Supply Chain Fraud

Savings is the primary performance measure for procurement. These key savings measures must be qualified relative to the actual spend under management to have true value. A definition that directly supports the savings KPI, however, is not always present. This leads to the illusion that spend is under management when often it is not, thereby deteriorating the overall savings results.

3 Ways For Procurement to Prove Its Value (Other Than Cost Savings!)

Spend Matters welcomes this guest post from Dustin Cochran, director of member development at Corporate United.

Most organizations are focused on three strategic pillars: increasing revenue, operational efficiency and retaining talent. I would say that procurement is already aligned to these pillars. Where they tend to be less aligned is with the strategy of internal departments. However, what I think that procurement professionals should focus on is better promoting how they align with these areas.

7 Tips for Measuring Savings

finance

Spend Matters welcomes this guest post from Paul Gurr, managing director at Provalido.

Although everyone measures savings, there are remarkably few areas of consensus around how to actually do it. Practitioners have spend countless hours debating exactly what constitutes a saving, and although different organizations will have valid reasons for wanting to measure things in a certain way, there are a few principles that can help when considering savings measurement. Here are seven you can start applying today.

Spend Analysis in 3 Lessons: Insight to Action (Lesson 3)

funding

When I last left off with this series, I hinted at some of the needs of the “power user” compared with the business user when it comes to the spend interrogation and visualization. My colleague Michael Lamoureux captured it best when he highlighted some of the requirements of the spend analyst, whose job it is not to work on the dashboard level but to hunt for the untapped opportunities.

The Zen of Spend

zen

As an old Zen Buddhist riddle goes, “If you seek it, you can not find it.” To paraphrase, you'll be miserable if you seek happiness only through specific outcomes rather than attaining happiness merely as a byproduct of living life fully. The same concept applies to cost savings.
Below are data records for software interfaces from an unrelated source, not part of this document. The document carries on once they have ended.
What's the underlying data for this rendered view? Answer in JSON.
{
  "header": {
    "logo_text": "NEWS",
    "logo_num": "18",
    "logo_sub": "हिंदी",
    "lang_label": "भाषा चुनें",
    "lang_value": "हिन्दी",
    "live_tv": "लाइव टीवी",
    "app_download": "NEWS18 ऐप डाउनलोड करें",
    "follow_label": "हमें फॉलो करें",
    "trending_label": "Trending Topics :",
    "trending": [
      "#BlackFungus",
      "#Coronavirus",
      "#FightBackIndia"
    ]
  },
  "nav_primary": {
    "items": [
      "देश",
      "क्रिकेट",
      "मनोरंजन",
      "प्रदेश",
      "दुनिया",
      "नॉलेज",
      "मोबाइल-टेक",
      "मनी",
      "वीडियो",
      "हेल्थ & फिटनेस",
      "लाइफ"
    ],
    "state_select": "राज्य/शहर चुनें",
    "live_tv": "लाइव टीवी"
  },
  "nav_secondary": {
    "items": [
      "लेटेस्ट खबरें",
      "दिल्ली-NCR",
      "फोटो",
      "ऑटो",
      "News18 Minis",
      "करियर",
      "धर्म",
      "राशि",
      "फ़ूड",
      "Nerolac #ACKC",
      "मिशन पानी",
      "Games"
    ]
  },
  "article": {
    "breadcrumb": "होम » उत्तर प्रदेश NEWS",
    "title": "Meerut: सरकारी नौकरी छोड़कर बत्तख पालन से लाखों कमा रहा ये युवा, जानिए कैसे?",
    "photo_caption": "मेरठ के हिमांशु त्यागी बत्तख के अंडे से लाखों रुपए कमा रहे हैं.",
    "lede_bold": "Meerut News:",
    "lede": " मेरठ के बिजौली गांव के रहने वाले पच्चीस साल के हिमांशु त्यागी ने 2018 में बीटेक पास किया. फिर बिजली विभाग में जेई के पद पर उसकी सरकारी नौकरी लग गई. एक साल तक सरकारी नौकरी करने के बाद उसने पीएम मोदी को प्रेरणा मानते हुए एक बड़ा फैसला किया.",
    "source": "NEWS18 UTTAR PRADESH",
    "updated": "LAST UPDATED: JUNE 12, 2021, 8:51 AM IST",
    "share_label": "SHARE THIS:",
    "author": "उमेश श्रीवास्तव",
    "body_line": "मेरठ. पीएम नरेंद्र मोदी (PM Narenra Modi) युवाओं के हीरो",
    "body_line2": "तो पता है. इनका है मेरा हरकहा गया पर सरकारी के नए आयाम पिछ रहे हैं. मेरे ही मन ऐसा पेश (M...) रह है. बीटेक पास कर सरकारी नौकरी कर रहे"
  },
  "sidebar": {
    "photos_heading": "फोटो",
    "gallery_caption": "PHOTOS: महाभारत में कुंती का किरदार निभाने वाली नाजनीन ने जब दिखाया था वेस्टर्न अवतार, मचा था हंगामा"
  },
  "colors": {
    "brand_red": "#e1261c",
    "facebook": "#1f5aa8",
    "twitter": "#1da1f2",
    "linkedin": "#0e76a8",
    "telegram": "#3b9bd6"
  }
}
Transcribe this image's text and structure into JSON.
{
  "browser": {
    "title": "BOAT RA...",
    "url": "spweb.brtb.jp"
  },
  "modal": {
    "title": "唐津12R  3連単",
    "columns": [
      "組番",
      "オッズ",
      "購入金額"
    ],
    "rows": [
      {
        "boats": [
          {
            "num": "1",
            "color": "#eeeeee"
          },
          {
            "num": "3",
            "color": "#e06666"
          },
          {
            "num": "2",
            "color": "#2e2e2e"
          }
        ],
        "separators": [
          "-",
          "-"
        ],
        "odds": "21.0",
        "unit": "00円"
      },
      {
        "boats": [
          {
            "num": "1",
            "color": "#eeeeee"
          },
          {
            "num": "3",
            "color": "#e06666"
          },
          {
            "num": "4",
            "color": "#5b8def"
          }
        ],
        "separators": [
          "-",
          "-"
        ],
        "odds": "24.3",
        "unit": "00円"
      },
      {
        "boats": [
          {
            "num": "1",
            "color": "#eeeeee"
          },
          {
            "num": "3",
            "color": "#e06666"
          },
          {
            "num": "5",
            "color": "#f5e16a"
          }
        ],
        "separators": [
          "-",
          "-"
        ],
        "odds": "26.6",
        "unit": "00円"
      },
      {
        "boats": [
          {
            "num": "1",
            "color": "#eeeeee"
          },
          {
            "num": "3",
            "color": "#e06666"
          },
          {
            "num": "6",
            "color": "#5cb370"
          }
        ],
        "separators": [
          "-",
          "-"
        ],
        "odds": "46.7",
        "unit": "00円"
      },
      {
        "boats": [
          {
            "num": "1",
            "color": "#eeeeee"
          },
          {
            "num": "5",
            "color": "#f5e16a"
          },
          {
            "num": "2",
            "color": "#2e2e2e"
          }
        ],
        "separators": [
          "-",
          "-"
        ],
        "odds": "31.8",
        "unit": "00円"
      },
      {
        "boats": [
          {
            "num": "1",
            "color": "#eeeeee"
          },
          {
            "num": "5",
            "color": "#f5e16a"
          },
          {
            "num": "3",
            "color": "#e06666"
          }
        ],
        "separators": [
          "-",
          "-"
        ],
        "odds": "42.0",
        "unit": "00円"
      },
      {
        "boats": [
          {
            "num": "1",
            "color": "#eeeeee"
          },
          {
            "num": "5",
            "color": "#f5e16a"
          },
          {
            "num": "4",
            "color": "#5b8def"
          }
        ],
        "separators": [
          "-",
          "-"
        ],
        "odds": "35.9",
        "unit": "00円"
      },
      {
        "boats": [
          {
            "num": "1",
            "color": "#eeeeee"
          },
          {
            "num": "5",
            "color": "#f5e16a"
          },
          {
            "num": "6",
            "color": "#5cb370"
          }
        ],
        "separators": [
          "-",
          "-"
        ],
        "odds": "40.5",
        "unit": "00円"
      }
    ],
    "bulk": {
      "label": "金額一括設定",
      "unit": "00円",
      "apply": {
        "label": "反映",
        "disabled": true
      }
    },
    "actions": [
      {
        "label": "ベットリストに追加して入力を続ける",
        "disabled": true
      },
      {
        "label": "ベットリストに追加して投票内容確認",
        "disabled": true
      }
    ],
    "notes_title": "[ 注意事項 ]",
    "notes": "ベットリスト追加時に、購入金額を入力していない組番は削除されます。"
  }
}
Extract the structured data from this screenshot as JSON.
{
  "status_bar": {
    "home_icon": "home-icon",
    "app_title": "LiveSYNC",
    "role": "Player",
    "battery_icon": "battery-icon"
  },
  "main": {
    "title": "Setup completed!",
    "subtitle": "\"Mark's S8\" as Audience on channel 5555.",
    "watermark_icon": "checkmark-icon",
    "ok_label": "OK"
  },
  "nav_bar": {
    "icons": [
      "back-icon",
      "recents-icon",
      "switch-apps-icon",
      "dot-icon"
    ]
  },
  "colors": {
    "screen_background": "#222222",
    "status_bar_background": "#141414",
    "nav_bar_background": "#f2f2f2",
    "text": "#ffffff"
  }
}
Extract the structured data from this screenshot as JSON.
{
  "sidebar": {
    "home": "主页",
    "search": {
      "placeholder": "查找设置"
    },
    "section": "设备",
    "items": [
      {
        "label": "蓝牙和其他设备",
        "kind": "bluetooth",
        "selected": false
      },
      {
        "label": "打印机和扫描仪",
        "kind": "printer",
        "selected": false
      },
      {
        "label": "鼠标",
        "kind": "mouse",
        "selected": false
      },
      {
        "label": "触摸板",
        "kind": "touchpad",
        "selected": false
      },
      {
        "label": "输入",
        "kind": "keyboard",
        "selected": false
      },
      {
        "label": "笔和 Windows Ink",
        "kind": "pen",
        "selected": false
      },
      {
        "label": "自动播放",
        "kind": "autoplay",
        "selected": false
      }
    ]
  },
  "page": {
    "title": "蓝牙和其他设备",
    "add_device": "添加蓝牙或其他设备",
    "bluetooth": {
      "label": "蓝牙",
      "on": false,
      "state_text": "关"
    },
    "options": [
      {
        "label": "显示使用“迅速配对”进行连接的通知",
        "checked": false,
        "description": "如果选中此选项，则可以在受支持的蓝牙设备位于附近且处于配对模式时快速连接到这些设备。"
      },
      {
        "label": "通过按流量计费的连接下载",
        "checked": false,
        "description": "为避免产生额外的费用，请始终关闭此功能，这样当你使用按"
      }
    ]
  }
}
Procurement groups that only focus on finding purchased cost savings as their raison d’être will not be happy, nor will the stakeholders who own the spending where savings are generated.